Apple’s App Store Has Paid Over $50 Billion to Developers
Apple’s App Store has paid out over $50 billion (that’s a “b”) to developers…and it appears to be growing quicker than ever. Contrary to the overall feeling of “app fatigue,” this statistic reflects prosperity, that more people are using iOS devices and developers may be doing a better job at bringing in more payments.
Read more about Apple’s App Store growth and its future at The Verge.
Rio 2016 Summer Olympics: Mobile and Smart Phones Expected to be the “First Screen”
The expectation is that mobile phones and tablets will become the “first screen” used to view live coverage of the Rio 2016 Summer Olympics.

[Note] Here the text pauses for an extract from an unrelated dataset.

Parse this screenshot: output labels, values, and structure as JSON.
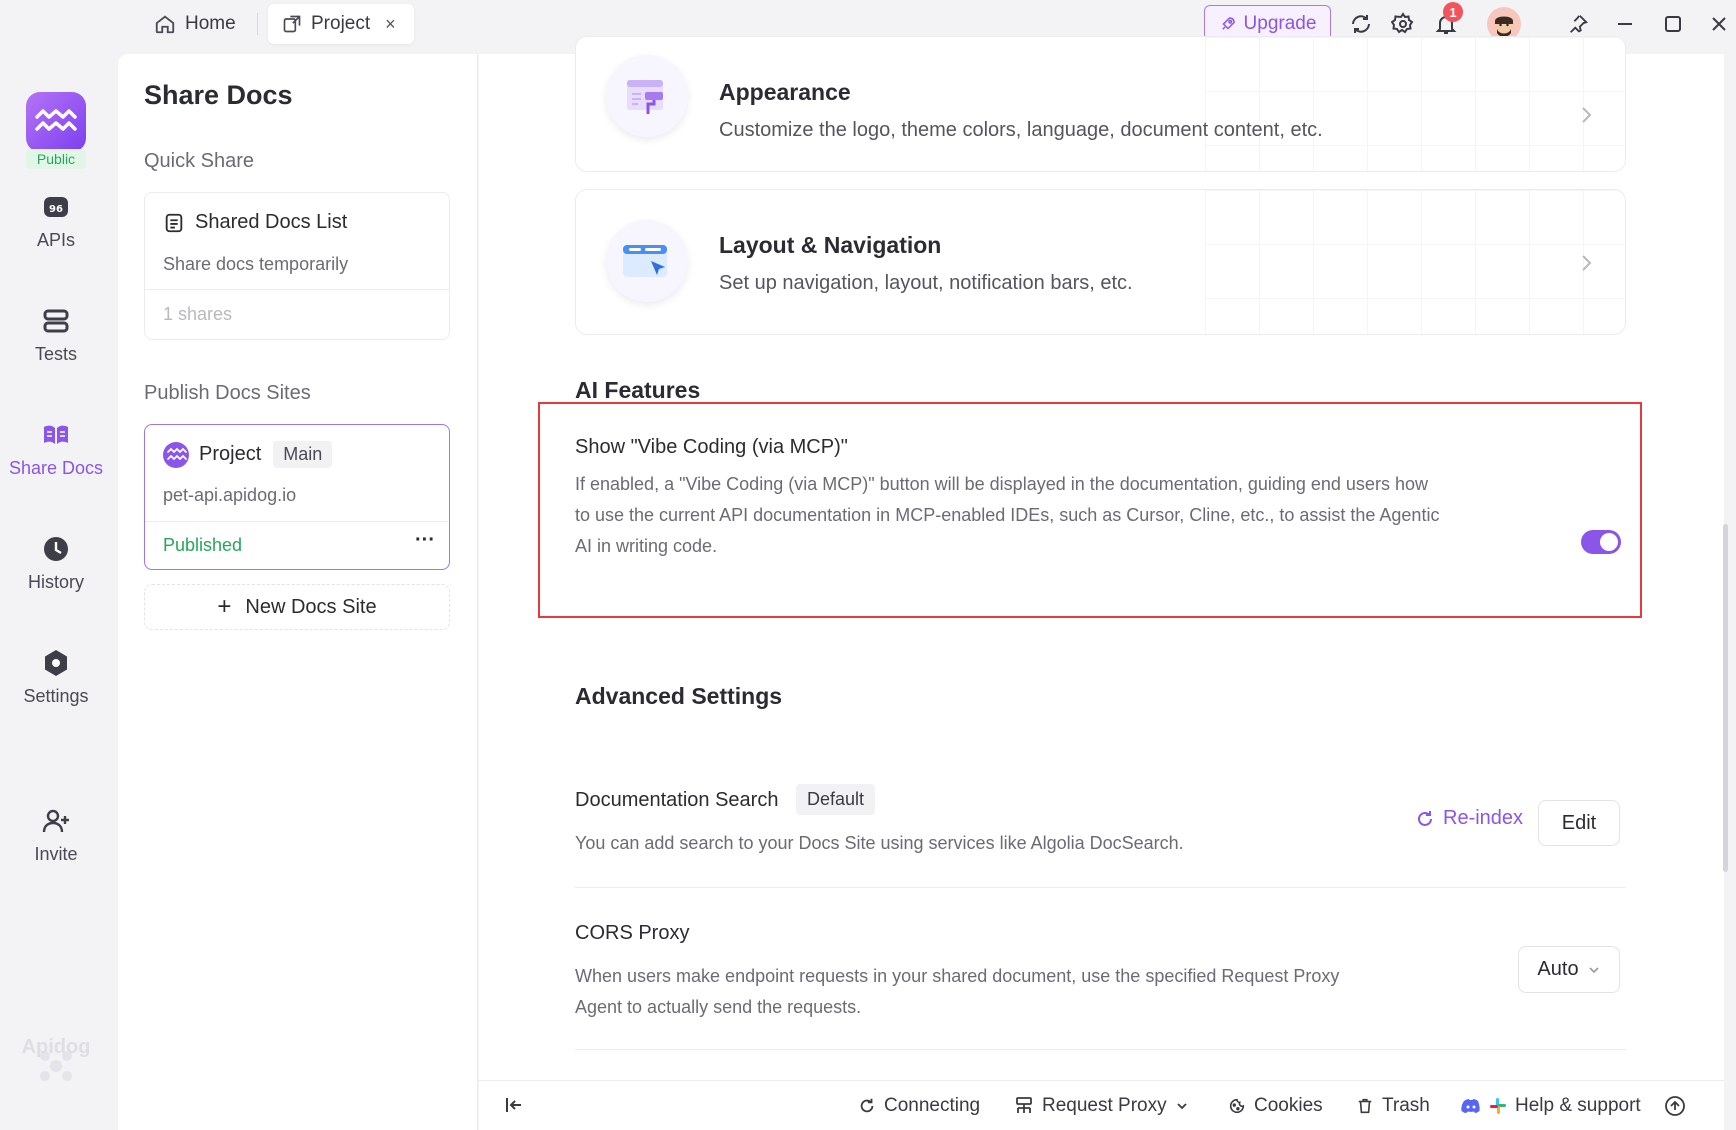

This switch from prerecorded TV to mobile reflects viewers’ desire for more content and the ability to control what they see. This approach provides the desired level of customization and on-demand accessibility.
Read more about mobile and smart phones taking over in Rio at VentureBeat.
New Samsung Galaxy Note 7 Iris Scanner: Buy with Your Eyes
Samsung just announced that the Galaxy Note 7 will allow users to complete mobile payments using a built-in iris scanner. In what is a big step in biometrics, the iris scanner will be similar to fingerprint sensors in that you can choose authentication by fingerprint or iris via Samsung Pay.
Those concerned with security will appreciate this option because Samsung claims it is cannot be hacked.
Read more about the Samsung Galaxy iris scanner at Mashable.
Chrome 52 for Android Boast Smoother Video Playback and More
Last week, Google launched Chrome 52 for Android, which boasts some powerful features. Chrome 52 for Android makes video playback feel smoother, load faster, and consume less battery. Also, video in Chrome 52 now works with Data Saver Mode, providing a lightweight version of the video that can be downloaded and played and saving as much as 50 percent in data downloads,
Read more about Chrome 52’s impressive new features at VentureBeat.
Facebook Continues Hard Push to Use Messenger App
Facebook is again forcing users to adopt its way of communicating. Two years ago, it forced use of the Messenger app by deactivating messaging in the main app—which angered users over privacy issues and general inconvenience. Although most users switched, Facebook is going after holdouts by blocking mobile browser access to messages on Android phones and by extending the ban to all markets and to iPhone users.